More than 200 children filled the bleachers with bright yellow T-shirts at Catherine and Count Basie Middle School in Jamaica, Queens. The student’s participated in an in-depth meditation session led by former hip-hop pioneer turned philanthropist Russell Simmons.

As part of RushCard’s Keep the Peace initiative, an annual program that supports nonprofit, community-based organizations, Simmons gave a motivational talk and conducted a public group meditation for inner-city youth.

Utilizing the traditional Sanskrit concept “instrument of the mind” during the meditation, Simmons instructed students ages 8 to 17 to repeat the word “rum” and close their eyes until their minds became relaxed.

“When the mind is quiet you can excel, when the mind is noisy you can do nothing,” Simmons said. “If you meditate every day, you can slow the world down.”

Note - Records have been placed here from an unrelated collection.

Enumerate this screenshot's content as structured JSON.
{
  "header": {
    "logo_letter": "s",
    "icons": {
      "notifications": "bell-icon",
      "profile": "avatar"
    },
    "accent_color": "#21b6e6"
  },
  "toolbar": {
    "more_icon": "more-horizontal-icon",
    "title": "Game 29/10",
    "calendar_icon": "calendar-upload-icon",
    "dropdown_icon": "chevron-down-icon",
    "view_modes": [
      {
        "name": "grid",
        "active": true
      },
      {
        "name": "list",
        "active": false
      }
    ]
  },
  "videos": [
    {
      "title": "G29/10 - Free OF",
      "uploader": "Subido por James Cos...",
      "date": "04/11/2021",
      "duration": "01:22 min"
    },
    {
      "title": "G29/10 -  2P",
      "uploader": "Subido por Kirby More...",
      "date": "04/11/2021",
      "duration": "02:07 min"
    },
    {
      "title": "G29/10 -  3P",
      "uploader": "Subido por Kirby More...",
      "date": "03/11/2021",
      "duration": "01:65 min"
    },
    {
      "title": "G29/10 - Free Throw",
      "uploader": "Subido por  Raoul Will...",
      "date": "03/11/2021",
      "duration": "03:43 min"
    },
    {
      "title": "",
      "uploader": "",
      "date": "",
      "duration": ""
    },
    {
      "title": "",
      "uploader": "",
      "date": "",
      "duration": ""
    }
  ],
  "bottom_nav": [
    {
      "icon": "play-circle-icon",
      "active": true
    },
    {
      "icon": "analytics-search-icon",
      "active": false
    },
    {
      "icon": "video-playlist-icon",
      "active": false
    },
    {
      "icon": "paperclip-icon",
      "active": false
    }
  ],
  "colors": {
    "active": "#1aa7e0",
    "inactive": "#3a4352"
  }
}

Last summer, Simmons used a similar technique with imprisoned youth at Rikers Island, as part of a program in which he partnered with rapper and actor LL Cool J to help increase the peace and reduce the violence in the community.

The anti-violence group LIFE Camp, whose members wear orange T-shirts to discourage gang culture, received a $25,000 grant from RushCard, a company that offers prepaid debit cards, to help support and expand their peacekeeping efforts.

“The peacekeepers are in orange,” LIFE Camp founder Erica Ford said. “We are tired of the red running in the streets, which is the blood of our children.”

In the winter of 2014, shootings occurred not far from M.S. 72, widely known as Catherine and Count Basie Middle School, in Queens. Because of increased activism, the area has not experienced a shooting since December, according to Ford.

In an exclusive interview with the AmNews, Simmons commented on the racial incongruities presented in minority communities across the nation.

“Violence is never the answer … kids are dying at an alarming rate,” Simmons said. “Chicago is having the worst summer ever—50 kids get shot, and they don’t even make the news.”

The Hollis, Queens, native added,“It’s a horrible situation in some of these communities, and it won’t change until we eliminate the core of the problem.”

As a basketball game between LIFE Camp volunteers and NYPD officers tipped off in the school gymnasium, Danika Murphy, 12, of the Collaborative Arts School in Springfield Gardens, Queens, told of how she learned new methods to control her response to bullies.

“Problems should be resolved with words instead of your fists,” Murphy said. “I can use Russell’s techniques. Whenever someone is getting you angry, you should sit, meditate, close your eyes and move on.”

Basketball coach and NYPD officer of 20 years John Haynes, of the 113th Precinct in Queens, is appreciative of the anti-violence sentiments held throughout his community.

“I lost a couple kids to violence,” Haynes said. “It bothered me and it’s a shame how it happens.”

In his wallet, Haynes carries a 3.5-inch-by-2-inch card that reads, “In Memory of Darryl Adams.” Adams was a teen whose life came to an abrupt end when he was shot at the South Jamaica Houses in 2012.

“To me, he was a good kid … all he wanted to do was play basketball,” Haynes said. “Every time I talk about it, I start crying. This is something I want to do, and we do this a lot.”

RushCard will present more than $100,000 in grants to recipients in New Orleans, Chicago, Baltimore, Cincinnati, Los Angeles and New York City.